**TASK REQUIREMENTS**.
Copy each line from the records below in which the word "this" is found.

**DATASET**.
_____
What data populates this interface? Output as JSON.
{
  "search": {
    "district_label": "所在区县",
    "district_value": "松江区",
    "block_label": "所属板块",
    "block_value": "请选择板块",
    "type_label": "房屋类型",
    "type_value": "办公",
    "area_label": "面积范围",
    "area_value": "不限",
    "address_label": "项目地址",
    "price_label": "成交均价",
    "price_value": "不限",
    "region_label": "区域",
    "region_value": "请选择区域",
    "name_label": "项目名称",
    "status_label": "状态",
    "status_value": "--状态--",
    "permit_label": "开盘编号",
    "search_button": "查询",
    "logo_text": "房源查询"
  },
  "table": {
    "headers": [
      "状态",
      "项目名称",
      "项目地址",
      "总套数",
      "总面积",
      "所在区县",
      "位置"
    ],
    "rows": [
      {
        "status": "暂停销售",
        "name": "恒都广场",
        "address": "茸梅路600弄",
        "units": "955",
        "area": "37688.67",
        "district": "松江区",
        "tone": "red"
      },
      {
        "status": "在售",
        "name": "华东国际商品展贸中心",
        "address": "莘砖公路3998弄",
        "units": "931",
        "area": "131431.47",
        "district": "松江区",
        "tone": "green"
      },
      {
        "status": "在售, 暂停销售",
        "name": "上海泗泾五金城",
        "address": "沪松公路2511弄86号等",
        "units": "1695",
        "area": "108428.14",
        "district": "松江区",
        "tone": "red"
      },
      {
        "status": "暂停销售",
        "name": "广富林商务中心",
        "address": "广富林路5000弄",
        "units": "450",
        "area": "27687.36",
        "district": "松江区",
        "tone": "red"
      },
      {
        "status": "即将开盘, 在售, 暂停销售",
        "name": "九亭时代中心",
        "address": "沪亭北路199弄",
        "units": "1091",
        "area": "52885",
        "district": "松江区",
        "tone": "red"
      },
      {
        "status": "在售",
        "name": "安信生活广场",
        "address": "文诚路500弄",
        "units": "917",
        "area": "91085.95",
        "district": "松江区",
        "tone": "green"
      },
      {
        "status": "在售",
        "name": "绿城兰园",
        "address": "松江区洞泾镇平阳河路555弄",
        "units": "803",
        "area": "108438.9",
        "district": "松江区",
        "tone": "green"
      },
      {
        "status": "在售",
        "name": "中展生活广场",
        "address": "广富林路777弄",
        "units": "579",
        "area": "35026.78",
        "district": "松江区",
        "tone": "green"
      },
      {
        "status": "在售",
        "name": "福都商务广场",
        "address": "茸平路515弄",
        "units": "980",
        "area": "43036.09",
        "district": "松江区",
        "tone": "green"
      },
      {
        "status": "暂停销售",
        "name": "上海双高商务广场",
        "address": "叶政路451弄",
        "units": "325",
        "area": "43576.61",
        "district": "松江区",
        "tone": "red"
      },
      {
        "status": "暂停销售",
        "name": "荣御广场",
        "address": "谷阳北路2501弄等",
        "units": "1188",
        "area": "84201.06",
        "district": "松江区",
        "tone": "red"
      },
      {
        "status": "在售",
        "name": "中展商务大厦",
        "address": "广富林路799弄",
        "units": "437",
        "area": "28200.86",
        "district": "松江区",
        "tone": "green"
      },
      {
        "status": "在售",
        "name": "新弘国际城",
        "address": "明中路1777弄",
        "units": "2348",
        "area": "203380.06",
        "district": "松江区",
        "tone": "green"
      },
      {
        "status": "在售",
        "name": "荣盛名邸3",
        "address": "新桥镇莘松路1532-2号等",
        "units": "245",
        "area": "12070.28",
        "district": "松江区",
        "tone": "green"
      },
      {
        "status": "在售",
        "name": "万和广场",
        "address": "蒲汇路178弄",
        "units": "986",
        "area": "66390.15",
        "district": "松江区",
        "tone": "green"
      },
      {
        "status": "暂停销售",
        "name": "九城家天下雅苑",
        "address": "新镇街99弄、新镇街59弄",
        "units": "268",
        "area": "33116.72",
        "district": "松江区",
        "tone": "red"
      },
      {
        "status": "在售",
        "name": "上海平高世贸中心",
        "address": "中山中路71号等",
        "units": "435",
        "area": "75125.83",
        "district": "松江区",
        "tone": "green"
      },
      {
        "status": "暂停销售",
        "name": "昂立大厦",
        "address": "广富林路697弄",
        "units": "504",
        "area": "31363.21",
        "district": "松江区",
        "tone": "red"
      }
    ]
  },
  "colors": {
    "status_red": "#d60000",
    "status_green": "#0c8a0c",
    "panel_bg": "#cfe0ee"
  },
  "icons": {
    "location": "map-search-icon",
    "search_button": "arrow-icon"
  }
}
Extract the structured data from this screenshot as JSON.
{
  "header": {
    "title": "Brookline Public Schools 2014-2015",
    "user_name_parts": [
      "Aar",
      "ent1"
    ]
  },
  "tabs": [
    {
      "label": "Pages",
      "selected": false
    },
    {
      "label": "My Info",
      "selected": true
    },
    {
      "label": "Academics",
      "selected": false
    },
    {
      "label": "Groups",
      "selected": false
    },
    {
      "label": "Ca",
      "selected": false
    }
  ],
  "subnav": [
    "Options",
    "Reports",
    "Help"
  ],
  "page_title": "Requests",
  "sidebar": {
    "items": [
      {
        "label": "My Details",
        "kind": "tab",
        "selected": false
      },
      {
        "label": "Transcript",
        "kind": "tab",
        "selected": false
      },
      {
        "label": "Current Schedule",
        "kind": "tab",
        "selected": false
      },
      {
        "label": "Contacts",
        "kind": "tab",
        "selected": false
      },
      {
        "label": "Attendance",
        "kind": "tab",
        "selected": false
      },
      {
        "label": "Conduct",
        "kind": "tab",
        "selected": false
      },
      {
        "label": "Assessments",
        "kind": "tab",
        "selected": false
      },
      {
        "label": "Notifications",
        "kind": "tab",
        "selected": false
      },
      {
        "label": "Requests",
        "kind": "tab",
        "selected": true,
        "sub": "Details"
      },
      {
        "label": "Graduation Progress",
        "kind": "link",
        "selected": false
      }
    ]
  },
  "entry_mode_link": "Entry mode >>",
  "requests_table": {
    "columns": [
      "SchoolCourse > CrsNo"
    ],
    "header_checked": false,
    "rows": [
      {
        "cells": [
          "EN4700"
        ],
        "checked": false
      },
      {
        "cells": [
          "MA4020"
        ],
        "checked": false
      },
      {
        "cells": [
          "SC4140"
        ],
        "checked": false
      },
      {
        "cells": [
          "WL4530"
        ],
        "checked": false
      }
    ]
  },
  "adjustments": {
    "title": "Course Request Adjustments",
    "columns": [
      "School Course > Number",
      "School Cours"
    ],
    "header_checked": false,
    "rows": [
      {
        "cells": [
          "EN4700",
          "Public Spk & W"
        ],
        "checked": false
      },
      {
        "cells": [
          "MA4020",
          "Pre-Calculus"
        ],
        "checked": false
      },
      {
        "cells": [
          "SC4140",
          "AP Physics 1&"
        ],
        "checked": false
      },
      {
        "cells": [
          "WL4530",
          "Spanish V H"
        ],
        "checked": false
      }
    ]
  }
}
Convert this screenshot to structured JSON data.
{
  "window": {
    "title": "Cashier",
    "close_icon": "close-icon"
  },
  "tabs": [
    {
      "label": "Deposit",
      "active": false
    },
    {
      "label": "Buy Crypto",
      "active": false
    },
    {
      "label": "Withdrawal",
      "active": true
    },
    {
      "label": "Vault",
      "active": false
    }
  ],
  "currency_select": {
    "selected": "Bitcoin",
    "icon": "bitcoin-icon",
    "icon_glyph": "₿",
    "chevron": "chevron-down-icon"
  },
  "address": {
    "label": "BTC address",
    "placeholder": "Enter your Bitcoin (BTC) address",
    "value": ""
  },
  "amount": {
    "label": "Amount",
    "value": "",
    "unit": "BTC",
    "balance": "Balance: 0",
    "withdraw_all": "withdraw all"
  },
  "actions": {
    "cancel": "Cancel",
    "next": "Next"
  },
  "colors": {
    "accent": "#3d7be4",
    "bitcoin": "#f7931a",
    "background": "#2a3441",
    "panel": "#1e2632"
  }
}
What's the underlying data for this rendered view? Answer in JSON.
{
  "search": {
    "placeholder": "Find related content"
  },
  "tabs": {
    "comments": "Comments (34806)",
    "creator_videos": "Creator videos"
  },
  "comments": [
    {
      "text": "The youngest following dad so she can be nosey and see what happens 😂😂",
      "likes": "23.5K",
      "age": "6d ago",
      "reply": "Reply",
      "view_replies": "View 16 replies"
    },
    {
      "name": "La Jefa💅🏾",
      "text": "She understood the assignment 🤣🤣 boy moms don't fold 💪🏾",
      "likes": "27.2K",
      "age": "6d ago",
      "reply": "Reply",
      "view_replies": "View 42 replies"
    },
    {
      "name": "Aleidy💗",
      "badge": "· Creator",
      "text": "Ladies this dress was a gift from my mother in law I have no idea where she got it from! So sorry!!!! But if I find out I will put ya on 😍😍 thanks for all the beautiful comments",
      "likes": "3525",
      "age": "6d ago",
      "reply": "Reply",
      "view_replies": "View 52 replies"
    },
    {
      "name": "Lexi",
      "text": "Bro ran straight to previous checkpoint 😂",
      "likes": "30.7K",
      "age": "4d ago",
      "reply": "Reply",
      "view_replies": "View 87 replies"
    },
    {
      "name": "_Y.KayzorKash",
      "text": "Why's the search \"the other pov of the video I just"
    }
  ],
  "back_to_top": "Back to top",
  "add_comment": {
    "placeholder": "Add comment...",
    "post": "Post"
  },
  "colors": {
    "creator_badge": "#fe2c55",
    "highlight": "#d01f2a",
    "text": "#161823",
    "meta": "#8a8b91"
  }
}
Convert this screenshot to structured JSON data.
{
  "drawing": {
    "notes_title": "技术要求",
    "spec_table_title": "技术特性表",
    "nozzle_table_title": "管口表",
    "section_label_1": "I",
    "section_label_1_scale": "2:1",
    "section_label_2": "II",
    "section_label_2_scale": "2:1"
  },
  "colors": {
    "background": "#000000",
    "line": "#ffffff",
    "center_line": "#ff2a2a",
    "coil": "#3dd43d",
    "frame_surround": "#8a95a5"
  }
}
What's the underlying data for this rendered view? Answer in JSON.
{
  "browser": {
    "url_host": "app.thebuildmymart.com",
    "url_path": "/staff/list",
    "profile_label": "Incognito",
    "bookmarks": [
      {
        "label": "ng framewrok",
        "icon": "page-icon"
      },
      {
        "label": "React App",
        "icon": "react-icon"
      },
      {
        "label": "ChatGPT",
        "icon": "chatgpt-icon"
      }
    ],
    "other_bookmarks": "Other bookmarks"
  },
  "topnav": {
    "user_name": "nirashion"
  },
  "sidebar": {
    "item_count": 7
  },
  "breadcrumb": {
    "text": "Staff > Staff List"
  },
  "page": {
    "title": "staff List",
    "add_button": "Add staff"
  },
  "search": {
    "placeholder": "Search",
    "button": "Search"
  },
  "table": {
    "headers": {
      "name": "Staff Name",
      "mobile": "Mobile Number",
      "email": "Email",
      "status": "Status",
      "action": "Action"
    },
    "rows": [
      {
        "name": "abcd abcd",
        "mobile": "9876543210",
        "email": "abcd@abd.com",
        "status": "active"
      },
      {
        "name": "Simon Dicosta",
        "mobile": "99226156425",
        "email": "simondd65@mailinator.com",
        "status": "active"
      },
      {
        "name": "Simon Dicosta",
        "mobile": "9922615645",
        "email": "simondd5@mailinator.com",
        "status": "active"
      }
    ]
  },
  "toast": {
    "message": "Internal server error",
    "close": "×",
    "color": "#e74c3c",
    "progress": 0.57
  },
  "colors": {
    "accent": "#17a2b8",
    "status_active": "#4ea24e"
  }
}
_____
**TASK OUTPUT**.
What data populates this interface? Output as JSON.
Extract the structured data from this screenshot as JSON.
Convert this screenshot to structured JSON data.
What's the underlying data for this rendered view? Answer in JSON.
      "text": "Ladies this dress was a gift from my mother in law I have no idea where she got it from! So sorry!!!! But if I find out I will put ya on 😍😍 thanks for all the beautiful comments",
Convert this screenshot to structured JSON data.
What's the underlying data for this rendered view? Answer in JSON.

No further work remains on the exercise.